Question

(a) What is the resistance of a $1.00\times 10^{2}\textrm{ }\Omega$ , a $2.50\textrm{ k}\Omega$ , and a $4.00\textrm{ k}\Omega$ resistor connected in series? (b) In parallel?

Final Answer

- $6.06\times 10^{3}\textrm{ }\Omega$
- $93.9\textrm{ }\Omega$

### Solution video

# OpenStax College Physics for AP® Courses, Chapter 21, Problem 2 (Problems & Exercises)

vote with a rating of
votes with an average rating of
.

### Calculator Screenshots

Video Transcript

This is College Physics Answers with Shaun Dychko.

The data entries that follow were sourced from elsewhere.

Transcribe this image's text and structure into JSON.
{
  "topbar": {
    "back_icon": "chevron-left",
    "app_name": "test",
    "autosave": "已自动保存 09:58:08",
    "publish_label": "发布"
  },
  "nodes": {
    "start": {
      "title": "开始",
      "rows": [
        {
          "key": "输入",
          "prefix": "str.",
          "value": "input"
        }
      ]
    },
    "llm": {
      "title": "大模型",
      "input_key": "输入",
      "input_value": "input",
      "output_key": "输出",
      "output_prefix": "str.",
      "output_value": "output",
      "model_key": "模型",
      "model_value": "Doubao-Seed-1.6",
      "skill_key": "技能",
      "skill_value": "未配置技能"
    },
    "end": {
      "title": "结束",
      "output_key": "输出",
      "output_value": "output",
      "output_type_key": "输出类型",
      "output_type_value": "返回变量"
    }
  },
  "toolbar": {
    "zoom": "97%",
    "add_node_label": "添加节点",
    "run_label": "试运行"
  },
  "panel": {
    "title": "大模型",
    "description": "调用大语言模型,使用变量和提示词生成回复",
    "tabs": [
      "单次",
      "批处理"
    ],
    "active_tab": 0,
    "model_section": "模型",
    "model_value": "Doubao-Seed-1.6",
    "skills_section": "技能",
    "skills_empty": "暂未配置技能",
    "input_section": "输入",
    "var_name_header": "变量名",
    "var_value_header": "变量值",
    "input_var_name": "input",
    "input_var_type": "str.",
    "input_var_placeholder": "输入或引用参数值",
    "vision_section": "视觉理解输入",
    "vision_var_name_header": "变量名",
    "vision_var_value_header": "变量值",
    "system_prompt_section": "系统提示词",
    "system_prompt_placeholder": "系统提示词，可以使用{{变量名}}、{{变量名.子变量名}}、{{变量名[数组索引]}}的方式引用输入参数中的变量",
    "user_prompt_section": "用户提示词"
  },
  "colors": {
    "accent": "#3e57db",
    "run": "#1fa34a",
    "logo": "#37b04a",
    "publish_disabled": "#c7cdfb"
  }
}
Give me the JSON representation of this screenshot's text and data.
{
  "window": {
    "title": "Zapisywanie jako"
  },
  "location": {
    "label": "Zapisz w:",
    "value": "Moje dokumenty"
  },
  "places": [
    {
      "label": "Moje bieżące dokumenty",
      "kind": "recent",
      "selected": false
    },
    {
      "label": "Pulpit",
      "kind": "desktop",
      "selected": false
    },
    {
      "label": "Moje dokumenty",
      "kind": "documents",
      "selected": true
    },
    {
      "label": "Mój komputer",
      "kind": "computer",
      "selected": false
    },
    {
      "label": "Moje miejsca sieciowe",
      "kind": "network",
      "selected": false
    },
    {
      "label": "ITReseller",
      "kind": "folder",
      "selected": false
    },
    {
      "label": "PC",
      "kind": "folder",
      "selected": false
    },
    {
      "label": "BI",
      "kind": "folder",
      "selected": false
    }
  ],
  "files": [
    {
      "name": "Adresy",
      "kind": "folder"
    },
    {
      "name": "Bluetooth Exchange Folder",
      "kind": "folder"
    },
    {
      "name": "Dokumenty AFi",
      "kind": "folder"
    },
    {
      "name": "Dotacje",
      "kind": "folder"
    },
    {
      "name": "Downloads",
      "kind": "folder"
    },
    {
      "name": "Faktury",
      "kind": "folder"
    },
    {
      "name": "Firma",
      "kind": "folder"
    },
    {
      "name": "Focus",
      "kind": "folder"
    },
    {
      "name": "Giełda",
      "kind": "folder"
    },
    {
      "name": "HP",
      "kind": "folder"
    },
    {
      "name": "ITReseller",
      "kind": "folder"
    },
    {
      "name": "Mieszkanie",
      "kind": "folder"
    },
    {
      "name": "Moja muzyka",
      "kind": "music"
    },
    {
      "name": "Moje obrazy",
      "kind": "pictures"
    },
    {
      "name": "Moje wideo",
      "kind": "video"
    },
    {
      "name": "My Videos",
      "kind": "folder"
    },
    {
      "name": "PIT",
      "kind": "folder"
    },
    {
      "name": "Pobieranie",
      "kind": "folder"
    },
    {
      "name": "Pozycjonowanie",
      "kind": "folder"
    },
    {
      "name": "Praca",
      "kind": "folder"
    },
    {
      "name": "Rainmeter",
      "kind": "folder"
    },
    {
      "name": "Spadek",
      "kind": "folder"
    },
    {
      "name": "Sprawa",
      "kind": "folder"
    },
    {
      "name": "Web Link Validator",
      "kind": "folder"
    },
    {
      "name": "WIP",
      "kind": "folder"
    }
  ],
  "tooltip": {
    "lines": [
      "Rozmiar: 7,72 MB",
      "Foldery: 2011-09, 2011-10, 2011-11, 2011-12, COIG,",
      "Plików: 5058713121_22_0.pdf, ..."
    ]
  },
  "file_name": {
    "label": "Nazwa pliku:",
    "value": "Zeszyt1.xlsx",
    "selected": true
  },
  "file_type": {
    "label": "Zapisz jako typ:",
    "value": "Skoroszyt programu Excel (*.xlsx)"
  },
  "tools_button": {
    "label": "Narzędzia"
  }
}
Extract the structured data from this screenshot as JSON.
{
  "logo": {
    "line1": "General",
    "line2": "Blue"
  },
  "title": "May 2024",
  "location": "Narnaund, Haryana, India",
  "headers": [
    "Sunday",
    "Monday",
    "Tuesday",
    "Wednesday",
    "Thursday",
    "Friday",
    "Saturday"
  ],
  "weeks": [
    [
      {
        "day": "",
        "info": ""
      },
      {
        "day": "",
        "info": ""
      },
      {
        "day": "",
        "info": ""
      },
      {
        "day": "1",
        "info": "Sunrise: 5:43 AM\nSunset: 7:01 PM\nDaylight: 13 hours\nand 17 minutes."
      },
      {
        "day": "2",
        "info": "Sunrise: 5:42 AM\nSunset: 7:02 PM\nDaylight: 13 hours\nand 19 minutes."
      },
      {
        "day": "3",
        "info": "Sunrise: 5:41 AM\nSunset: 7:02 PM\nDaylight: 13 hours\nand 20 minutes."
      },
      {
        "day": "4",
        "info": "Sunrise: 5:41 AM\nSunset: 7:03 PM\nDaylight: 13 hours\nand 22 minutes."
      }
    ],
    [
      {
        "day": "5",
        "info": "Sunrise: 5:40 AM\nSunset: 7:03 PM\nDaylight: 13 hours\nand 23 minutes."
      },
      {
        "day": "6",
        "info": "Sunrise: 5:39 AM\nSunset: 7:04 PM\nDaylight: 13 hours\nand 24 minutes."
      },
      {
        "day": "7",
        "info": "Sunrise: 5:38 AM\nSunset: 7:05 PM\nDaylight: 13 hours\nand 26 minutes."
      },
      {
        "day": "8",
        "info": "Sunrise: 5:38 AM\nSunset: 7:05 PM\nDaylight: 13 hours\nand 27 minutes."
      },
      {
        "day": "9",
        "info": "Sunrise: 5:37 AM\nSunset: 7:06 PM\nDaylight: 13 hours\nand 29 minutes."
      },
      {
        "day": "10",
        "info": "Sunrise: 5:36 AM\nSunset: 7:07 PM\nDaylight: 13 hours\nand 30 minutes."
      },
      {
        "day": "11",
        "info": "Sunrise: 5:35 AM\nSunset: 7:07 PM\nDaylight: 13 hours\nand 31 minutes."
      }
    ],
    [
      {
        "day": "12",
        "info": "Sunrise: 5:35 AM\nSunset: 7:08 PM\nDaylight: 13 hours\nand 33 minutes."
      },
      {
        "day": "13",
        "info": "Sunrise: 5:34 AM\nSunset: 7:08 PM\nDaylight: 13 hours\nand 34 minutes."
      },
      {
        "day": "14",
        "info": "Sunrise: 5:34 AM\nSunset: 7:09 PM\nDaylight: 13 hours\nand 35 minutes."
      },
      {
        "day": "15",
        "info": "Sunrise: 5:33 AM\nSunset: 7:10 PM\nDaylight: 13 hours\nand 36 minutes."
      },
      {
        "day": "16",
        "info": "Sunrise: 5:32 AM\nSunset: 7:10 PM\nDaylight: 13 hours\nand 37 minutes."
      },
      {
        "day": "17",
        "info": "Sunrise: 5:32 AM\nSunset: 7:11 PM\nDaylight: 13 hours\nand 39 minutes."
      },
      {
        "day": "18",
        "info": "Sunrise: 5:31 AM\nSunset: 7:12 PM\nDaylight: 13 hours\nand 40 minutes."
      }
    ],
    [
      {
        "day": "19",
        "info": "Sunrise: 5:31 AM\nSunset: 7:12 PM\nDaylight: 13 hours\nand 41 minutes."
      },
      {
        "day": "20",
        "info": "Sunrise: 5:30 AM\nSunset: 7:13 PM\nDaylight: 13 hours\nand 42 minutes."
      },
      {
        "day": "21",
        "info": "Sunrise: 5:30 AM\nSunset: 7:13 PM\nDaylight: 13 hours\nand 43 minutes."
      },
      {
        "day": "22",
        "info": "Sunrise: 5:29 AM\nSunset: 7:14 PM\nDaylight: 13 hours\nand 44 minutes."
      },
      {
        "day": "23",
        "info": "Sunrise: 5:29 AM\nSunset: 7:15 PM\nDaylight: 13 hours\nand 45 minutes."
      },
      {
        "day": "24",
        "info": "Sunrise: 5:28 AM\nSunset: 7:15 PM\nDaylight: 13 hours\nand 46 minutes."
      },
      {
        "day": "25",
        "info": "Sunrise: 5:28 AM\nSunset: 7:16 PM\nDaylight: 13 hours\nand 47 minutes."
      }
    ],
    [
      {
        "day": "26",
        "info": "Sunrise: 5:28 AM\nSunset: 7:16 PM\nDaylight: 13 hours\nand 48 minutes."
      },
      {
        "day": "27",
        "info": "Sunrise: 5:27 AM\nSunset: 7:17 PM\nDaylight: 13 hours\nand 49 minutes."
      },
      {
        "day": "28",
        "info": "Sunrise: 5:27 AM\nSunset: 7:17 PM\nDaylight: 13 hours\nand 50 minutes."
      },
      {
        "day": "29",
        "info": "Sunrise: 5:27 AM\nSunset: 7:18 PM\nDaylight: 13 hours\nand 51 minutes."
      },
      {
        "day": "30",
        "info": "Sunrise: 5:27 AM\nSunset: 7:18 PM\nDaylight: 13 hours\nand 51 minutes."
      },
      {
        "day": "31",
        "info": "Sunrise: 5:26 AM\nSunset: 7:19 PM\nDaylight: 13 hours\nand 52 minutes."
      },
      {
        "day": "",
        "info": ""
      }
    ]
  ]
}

We have three resistors: resistor one has a resistance of 1.00 times 10 to the 2 ohms; resistor two is 2.50 kiloohms and I write the prefix 'kilo' as times 10 to the 3; and then we have resistor three is 4.00 times 10 to the 3 ohms and it's useful to rewrite these prefixes as times 10 to the 3 because we want everything to be in the same units of ohms. In part (a) we are asked, what is the equivalent resistance of these three resistors in series? So series means it's one after the other and the total resistance is going to be the arithmetic sum— you just add them together of these three resistors. So we have 1.00 times 10 to the 2 plus 2.50 times 10 to the 3 plus 4.00 times 10 to the 3 ohms that gives 6.60 times 10 to the 3 ohms is... if we had one resistor and that resistance was equivalent to these three joined one after another, this one resistor that would be the equivalent resistance is 6.60 times 10 to the 3 ohms. Okay! In part (b) we are told put these three resistors in parallel, which means one end of each of the resistors is all connected together and then the other end of each of the three resistors is also connected together. So the current gets to choose which resistor it goes through whereas in series, the current was restricted only to one choice at a time— it had no choice, it had to go through one and then the other whereas in parallel, it can choose these three branches all at the same time. So the total parallel resistance is going to be the reciprocal of the sum of the reciprocals of each of the resistances. Now sometimes you see this formula written as... sometimes you see it as 1 over the parallel resistance equals 1 over

*R 1*plus 1 over*R 2*plus 1 over*R 3*and that's totally fine but then once you do this adding of the reciprocals, you have to take the reciprocal of your result to figure out what our parallel is and I am doing that by just putting all of this right hand side to the exponent negative 1 because that's what exponent negative 1 means is flip the number or take its reciprocal. Okay! And you will notice in the calculator screenshot, I am gonna write 1.00 times 10 to the 2 to the power of negative 1 instead of writing a fraction and you can do either way. So we have 1 over 1.00 times 10 to the 2 ohms plus 2.50 times 10 to the 3 to the power of negative 1 I am just saying that as a way to illustrate that you can, you know, talk about this as 1 over 2.50 times 10 to the 3 or you can talk about it as 2.50 times 10 to the 3 to the power of negative 1—either way is fine— plus 1 over 4.00 times 10 to the 3 ohms, take that sum and then raise it to the power of negative 1 and you get 93.9 ohms is the equivalent resistance when these three resistors are in parallel.